Renee Tartaglione had little to say last month when she abruptly quit her $69,400-a-year job as one of the city's top election officials - deputy and right-hand aide to her mother, Marge Tartaglione, the longtime chairwoman of the city commissioners.
But the city Board of Ethics provided the explanation yesterday, announcing a settlement in which Renee Tartaglione admitted to repeated, blatant violations of the city charter's ban on political activity by city employees.
Tartaglione, 55, agreed to give up her city job for at least one year, until next December, and pay $2,700 in fines for a series of charter violations, including:
* Ordering, paying for and picking up printed campaign material in 2008, aimed at defeating state Rep. Angel Cruz, a political foe of Tartaglione's husband, Carlos Matos, the Democratic ward leader in Kensington's 19th Ward.
* Buying sample ballots in 2009 to promote an anti-Cruz slate of 32 candidates for judge of election and machine inspector in the neighboring 7th Ward, where Cruz is the ward leader.
_ Presiding over two pre-election meetings of Democratic committeemen in the 19th Ward, in 2009, and routinely visiting the Democratic City Committee to pick up checks for thousands of dollars in "street money," to be distributed to Election Day workers in the 19th Ward and the 62nd Ward, where Marge Tartaglione is the ward leader.
Neither Renee nor Marge Tartaglione responded yesterday to calls or messages from the Daily News. Officials in the city commissioners' office said they didn't expect to see Marge until tomorrow morning, when the three city commissioners convene for their weekly meeting.
Marge Tartaglione, 77, first elected to the city commissioner's post in 1975, is widely expected to seek re-election next year to her 10th four-year term.
The job pays $126,419 annually. Even though Tartaglione signed up for a deferred-retirement program and collected a $288,136 DROP payment in early 2008, her ultimate city pension will continue to climb with cost-of-living increases in her city salary.
Besides Renee's picking up Democratic City Committee checks for her mother, there was nothing in the Board of Ethics settlement agreement that tied Marge to any of the violations.
But it could still provide Marge's opponents with potential campaign fodder - either for allowing her daughter to engage in political activity, or providing such loose supervision of the commissioners' office that Marge was unaware of what her top aide was doing.
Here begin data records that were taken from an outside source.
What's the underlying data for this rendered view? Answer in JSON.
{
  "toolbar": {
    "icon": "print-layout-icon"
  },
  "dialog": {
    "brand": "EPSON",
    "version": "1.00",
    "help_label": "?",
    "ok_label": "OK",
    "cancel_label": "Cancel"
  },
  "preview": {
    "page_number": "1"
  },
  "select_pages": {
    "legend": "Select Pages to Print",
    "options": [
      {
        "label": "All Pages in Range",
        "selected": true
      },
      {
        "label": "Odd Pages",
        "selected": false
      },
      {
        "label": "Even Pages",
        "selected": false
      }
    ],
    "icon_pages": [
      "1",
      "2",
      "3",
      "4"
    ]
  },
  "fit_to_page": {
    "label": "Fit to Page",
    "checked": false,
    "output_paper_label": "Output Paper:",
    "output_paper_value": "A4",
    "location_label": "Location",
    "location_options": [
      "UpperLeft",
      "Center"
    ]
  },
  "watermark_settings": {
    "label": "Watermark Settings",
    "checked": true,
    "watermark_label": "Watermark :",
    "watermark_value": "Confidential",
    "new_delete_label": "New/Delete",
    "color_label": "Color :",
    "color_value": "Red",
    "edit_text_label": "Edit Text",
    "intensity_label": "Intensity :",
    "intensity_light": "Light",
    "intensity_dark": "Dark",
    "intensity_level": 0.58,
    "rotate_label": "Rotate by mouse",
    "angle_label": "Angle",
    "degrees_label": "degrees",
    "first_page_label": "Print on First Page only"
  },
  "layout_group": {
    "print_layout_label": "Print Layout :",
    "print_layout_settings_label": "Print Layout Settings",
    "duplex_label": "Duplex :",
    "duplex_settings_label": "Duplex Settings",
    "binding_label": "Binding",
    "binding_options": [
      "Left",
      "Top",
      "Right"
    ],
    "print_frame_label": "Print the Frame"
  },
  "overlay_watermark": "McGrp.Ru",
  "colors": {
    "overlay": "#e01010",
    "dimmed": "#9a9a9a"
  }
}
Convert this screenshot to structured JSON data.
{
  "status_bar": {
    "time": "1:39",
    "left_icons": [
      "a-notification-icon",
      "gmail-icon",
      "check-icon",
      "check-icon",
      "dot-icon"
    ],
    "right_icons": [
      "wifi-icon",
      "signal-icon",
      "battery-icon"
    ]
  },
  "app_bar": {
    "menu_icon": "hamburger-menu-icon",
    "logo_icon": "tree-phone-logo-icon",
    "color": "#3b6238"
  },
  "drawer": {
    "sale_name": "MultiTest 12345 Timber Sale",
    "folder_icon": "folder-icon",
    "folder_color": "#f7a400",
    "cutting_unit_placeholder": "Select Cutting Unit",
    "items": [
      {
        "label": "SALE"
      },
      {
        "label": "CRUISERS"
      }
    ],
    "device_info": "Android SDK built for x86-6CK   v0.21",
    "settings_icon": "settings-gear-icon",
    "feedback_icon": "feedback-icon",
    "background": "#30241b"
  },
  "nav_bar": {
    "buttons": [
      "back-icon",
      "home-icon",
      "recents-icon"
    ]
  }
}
There was no indication in the settlement if Renee's political work was limited to off-hours or took place during scheduled working hours in City Hall.